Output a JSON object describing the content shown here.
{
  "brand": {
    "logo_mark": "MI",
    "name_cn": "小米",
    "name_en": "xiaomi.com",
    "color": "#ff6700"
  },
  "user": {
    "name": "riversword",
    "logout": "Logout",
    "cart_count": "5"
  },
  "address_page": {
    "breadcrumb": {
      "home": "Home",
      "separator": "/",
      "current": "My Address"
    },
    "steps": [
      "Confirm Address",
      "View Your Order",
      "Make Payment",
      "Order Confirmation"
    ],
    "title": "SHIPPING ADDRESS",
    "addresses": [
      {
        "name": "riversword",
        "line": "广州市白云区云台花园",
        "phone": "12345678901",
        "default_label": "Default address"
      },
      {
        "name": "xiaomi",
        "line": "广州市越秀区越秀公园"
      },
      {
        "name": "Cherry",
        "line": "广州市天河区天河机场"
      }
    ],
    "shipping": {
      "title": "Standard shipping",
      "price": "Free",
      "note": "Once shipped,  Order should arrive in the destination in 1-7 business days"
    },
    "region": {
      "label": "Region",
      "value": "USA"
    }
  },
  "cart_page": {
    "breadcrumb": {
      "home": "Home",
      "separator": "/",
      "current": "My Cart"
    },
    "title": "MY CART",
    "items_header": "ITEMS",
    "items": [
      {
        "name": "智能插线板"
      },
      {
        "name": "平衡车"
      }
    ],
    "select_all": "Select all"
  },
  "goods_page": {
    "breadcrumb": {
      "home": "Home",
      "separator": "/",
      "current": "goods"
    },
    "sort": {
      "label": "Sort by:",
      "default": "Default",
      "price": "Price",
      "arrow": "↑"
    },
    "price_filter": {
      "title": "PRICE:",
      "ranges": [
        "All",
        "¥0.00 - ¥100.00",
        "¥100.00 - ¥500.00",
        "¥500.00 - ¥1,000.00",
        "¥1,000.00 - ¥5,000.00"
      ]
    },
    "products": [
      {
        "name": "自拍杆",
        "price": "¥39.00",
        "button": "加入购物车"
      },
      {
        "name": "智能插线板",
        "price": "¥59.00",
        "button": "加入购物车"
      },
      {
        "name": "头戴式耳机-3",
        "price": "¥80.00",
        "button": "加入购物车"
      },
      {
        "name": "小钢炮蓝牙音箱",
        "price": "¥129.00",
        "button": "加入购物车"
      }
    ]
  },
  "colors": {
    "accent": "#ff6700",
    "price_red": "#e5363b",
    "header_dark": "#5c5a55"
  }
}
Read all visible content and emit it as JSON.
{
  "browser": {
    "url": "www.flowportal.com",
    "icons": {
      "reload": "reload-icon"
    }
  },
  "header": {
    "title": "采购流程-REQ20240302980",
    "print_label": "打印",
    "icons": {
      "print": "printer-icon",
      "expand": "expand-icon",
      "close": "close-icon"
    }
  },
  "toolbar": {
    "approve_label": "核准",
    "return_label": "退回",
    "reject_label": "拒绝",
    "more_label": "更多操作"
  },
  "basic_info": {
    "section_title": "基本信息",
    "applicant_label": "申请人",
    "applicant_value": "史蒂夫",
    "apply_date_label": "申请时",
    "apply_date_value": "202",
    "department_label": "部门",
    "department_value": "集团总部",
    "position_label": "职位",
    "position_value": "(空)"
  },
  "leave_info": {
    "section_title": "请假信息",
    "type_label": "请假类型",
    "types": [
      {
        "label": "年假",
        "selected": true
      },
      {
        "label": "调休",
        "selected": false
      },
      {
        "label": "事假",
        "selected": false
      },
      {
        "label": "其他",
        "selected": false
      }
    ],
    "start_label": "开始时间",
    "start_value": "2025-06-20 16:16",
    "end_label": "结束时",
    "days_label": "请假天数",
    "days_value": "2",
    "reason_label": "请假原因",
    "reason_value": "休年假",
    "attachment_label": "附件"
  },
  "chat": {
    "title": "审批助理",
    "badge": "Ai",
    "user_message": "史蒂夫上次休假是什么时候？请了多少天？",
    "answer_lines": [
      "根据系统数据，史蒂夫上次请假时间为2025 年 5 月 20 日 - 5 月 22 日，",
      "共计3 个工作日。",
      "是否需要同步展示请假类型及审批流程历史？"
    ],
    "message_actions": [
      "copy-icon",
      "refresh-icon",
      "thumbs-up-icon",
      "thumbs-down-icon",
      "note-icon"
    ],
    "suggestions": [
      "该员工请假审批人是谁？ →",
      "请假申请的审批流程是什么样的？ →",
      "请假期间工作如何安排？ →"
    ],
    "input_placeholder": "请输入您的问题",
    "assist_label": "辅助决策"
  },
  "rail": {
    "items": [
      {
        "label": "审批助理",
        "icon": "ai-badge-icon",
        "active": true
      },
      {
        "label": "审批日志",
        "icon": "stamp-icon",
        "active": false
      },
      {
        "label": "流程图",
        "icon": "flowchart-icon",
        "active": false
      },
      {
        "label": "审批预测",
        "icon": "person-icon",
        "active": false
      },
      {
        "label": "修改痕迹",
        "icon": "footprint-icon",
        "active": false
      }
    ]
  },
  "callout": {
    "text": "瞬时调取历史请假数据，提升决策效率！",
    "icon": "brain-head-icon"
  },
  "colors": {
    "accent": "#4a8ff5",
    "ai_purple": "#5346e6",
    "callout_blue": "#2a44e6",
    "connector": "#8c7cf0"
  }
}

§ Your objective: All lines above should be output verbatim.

§ Answer box:
Output a JSON object describing the content shown here.
{
  "brand": {
    "logo_mark": "MI",
    "name_cn": "小米",
    "name_en": "xiaomi.com",
    "color": "#ff6700"
  },
  "user": {
    "name": "riversword",
    "logout": "Logout",
    "cart_count": "5"
  },
  "address_page": {
    "breadcrumb": {
      "home": "Home",
      "separator": "/",
      "current": "My Address"
    },
    "steps": [
      "Confirm Address",
      "View Your Order",
      "Make Payment",
      "Order Confirmation"
    ],
    "title": "SHIPPING ADDRESS",
    "addresses": [
      {
        "name": "riversword",
        "line": "广州市白云区云台花园",
        "phone": "12345678901",
        "default_label": "Default address"
      },
      {
        "name": "xiaomi",
        "line": "广州市越秀区越秀公园"
      },
      {
        "name": "Cherry",
        "line": "广州市天河区天河机场"
      }
    ],
    "shipping": {
      "title": "Standard shipping",
      "price": "Free",
      "note": "Once shipped,  Order should arrive in the destination in 1-7 business days"
    },
    "region": {
      "label": "Region",
      "value": "USA"
    }
  },
  "cart_page": {
    "breadcrumb": {
      "home": "Home",
      "separator": "/",
      "current": "My Cart"
    },
    "title": "MY CART",
    "items_header": "ITEMS",
    "items": [
      {
        "name": "智能插线板"
      },
      {
        "name": "平衡车"
      }
    ],
    "select_all": "Select all"
  },
  "goods_page": {
    "breadcrumb": {
      "home": "Home",
      "separator": "/",
      "current": "goods"
    },
    "sort": {
      "label": "Sort by:",
      "default": "Default",
      "price": "Price",
      "arrow": "↑"
    },
    "price_filter": {
      "title": "PRICE:",
      "ranges": [
        "All",
        "¥0.00 - ¥100.00",
        "¥100.00 - ¥500.00",
        "¥500.00 - ¥1,000.00",
        "¥1,000.00 - ¥5,000.00"
      ]
    },
    "products": [
      {
        "name": "自拍杆",
        "price": "¥39.00",
        "button": "加入购物车"
      },
      {
        "name": "智能插线板",
        "price": "¥59.00",
        "button": "加入购物车"
      },
      {
        "name": "头戴式耳机-3",
        "price": "¥80.00",
        "button": "加入购物车"
      },
      {
        "name": "小钢炮蓝牙音箱",
        "price": "¥129.00",
        "button": "加入购物车"
      }
    ]
  },
  "colors": {
    "accent": "#ff6700",
    "price_red": "#e5363b",
    "header_dark": "#5c5a55"
  }
}
Read all visible content and emit it as JSON.
{
  "browser": {
    "url": "www.flowportal.com",
    "icons": {
      "reload": "reload-icon"
    }
  },
  "header": {
    "title": "采购流程-REQ20240302980",
    "print_label": "打印",
    "icons": {
      "print": "printer-icon",
      "expand": "expand-icon",
      "close": "close-icon"
    }
  },
  "toolbar": {
    "approve_label": "核准",
    "return_label": "退回",
    "reject_label": "拒绝",
    "more_label": "更多操作"
  },
  "basic_info": {
    "section_title": "基本信息",
    "applicant_label": "申请人",
    "applicant_value": "史蒂夫",
    "apply_date_label": "申请时",
    "apply_date_value": "202",
    "department_label": "部门",
    "department_value": "集团总部",
    "position_label": "职位",
    "position_value": "(空)"
  },
  "leave_info": {
    "section_title": "请假信息",
    "type_label": "请假类型",
    "types": [
      {
        "label": "年假",
        "selected": true
      },
      {
        "label": "调休",
        "selected": false
      },
      {
        "label": "事假",
        "selected": false
      },
      {
        "label": "其他",
        "selected": false
      }
    ],
    "start_label": "开始时间",
    "start_value": "2025-06-20 16:16",
    "end_label": "结束时",
    "days_label": "请假天数",
    "days_value": "2",
    "reason_label": "请假原因",
    "reason_value": "休年假",
    "attachment_label": "附件"
  },
  "chat": {
    "title": "审批助理",
    "badge": "Ai",
    "user_message": "史蒂夫上次休假是什么时候？请了多少天？",
    "answer_lines": [
      "根据系统数据，史蒂夫上次请假时间为2025 年 5 月 20 日 - 5 月 22 日，",
      "共计3 个工作日。",
      "是否需要同步展示请假类型及审批流程历史？"
    ],
    "message_actions": [
      "copy-icon",
      "refresh-icon",
      "thumbs-up-icon",
      "thumbs-down-icon",
      "note-icon"
    ],
    "suggestions": [
      "该员工请假审批人是谁？ →",
      "请假申请的审批流程是什么样的？ →",
      "请假期间工作如何安排？ →"
    ],
    "input_placeholder": "请输入您的问题",
    "assist_label": "辅助决策"
  },
  "rail": {
    "items": [
      {
        "label": "审批助理",
        "icon": "ai-badge-icon",
        "active": true
      },
      {
        "label": "审批日志",
        "icon": "stamp-icon",
        "active": false
      },
      {
        "label": "流程图",
        "icon": "flowchart-icon",
        "active": false
      },
      {
        "label": "审批预测",
        "icon": "person-icon",
        "active": false
      },
      {
        "label": "修改痕迹",
        "icon": "footprint-icon",
        "active": false
      }
    ]
  },
  "callout": {
    "text": "瞬时调取历史请假数据，提升决策效率！",
    "icon": "brain-head-icon"
  },
  "colors": {
    "accent": "#4a8ff5",
    "ai_purple": "#5346e6",
    "callout_blue": "#2a44e6",
    "connector": "#8c7cf0"
  }
}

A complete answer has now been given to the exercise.